Although the bay area was officially announced by Chinese Premier Li Keqiang in March 2017, the Pearl River Delta region in southern China has been the focus of reforms over the past four decades. Shenzhen is now a well-established electronics manufacturing zone and home to several of China’s most famous tech names, such as Huawei Technologies, Tencent Holdings, ZTE Corp, drone-maker SZ DJI Technology, and battery and electric vehicle maker BYD Co.
Shenzhen, once a small fishing village with a population of around 300,000, benefited from liberalisation under paramount leader Deng Xiaoping and today it has grown into a city of around 12 million people known for its spirit of entrepreneurship and innovation. Many of the city’s talented engineers are products of apprenticeship programmes under which students learn the necessary skills from a mentor before becoming owners or vendors themselves in the popular Huaqiangbei electronics market, where hundreds of stalls sell electronic products.
The bay area’s formation is aimed at erasing barriers between cities in the region in areas such as policy, financing, logistics and talent, and greatly enhancing the overall technology focus of the region, said Witman Hung, principal liaison officer for the Hong Kong, Shenzhen Qianhai Authority, which facilitates cooperation between the two cities.
“The Greater Bay Area is meant to work as an integrated value chain,” said Hung. “In future, research results from a Hong Kong lab will be made into a prototype by a Shenzhen company, and sent back to Hong Kong for the design. Factories in Dongguan will then start production, and the products will be shipped overseas immediately.”
However, a shortage of hi-tech research capacity in the region is turning into a hindrance, according to analysts, with most of China’s top-notch science and engineering schools located in the northern and eastern provinces. Although Hong Kong has several universities in the world’s top 100, only a few of them have a science and technology focus.
“Insufficient original innovation capacity could affect subsequent development of the Greater Bay Area as the combined number of scientific papers from Shenzhen, Hong Kong and Guangzhou is [only] equal to the amount in Shanghai, and only half the number in Beijing,” said Liu Guohong, a director at Shenzhen-based think tank China Development Institute. “There’s a huge gap [between north and south].”
After Silicon Valley in California, Shanghai, Tokyo, London and New York are the next biggest tech hubs, according to a survey of 750 global technology leaders last year by accounting firm KPMG. Beijing and Singapore were placed in a “promising” category in the survey, but Shenzhen and Hong Kong did not make it into the top 10.

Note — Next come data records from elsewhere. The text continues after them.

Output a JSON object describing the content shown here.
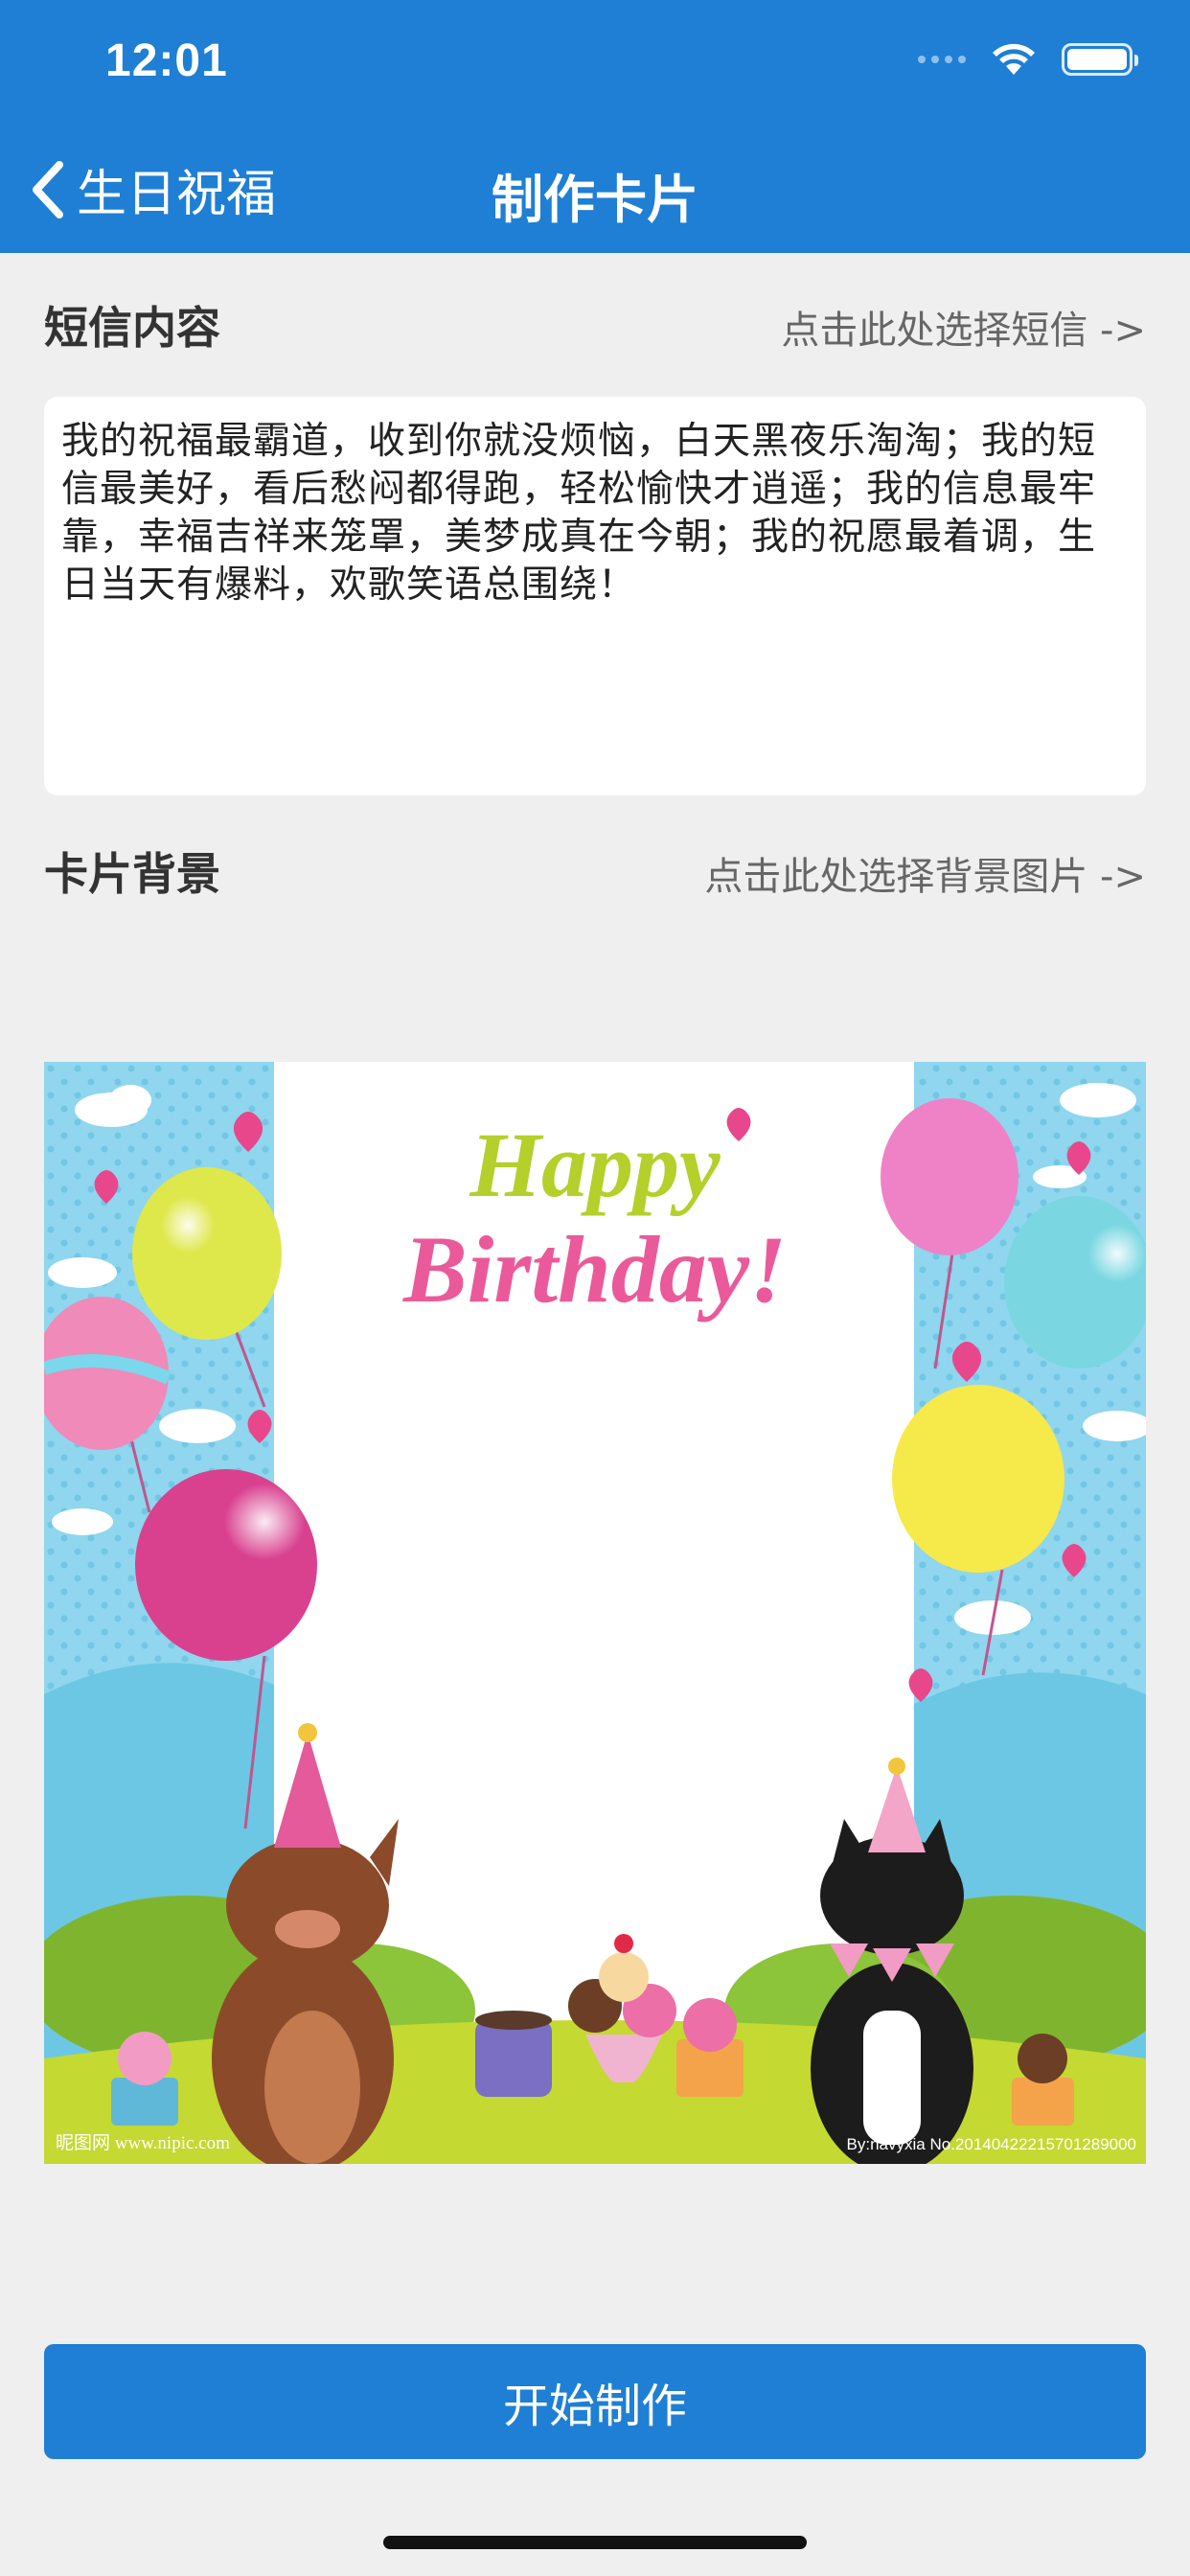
{
  "status_bar": {
    "time": "12:01"
  },
  "nav": {
    "back_label": "生日祝福",
    "title": "制作卡片"
  },
  "sms_section": {
    "title": "短信内容",
    "action": "点击此处选择短信 ->",
    "content": "我的祝福最霸道，收到你就没烦恼，白天黑夜乐淘淘；我的短信最美好，看后愁闷都得跑，轻松愉快才逍遥；我的信息最牢靠，幸福吉祥来笼罩，美梦成真在今朝；我的祝愿最着调，生日当天有爆料，欢歌笑语总围绕！"
  },
  "background_section": {
    "title": "卡片背景",
    "action": "点击此处选择背景图片 ->"
  },
  "card_image": {
    "headline_1": "Happy",
    "headline_2": "Birthday!",
    "watermark_left": "昵图网 www.nipic.com",
    "watermark_right": "By:navyxia  No.20140422215701289000"
  },
  "start_button": {
    "label": "开始制作"
  },
  "colors": {
    "primary": "#1f7fd4",
    "background": "#efefef",
    "card_sky": "#8fd6ee",
    "grass": "#b9d43a"
  }
}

Some of the region’s leading companies have also become embroiled in the ongoing trade war between the US and China. Huawei, the world’s largest telecommunications equipment supplier, has been accused by the US of conspiring to steal technology from network operator T-Mobile and violating US sanctions by concealing its business ties in Iran. Meanwhile, ZTE was fined almost US$3 billion for export rule violations involving Iran and North Korea.
DJI, the runaway leader in consumer drones with almost three-quarters of the market, became mired in a data privacy controversy last year, when the US Army banned the use of its drones over security concerns.
Being one of the biggest integrated, industrial supply chains in the country, it comes as no surprise that the bay area initiative has been negatively impacted by US-China trade tensions, said Liu of the China Development Institute.
“But in the long run, it (trade friction) might also be a trigger point to force these enterprises to accelerate their transition from applied innovation to original innovation, as well as sector integration in the region, making it a global high-end region in terms of technology design and manufacturing,” said Liu.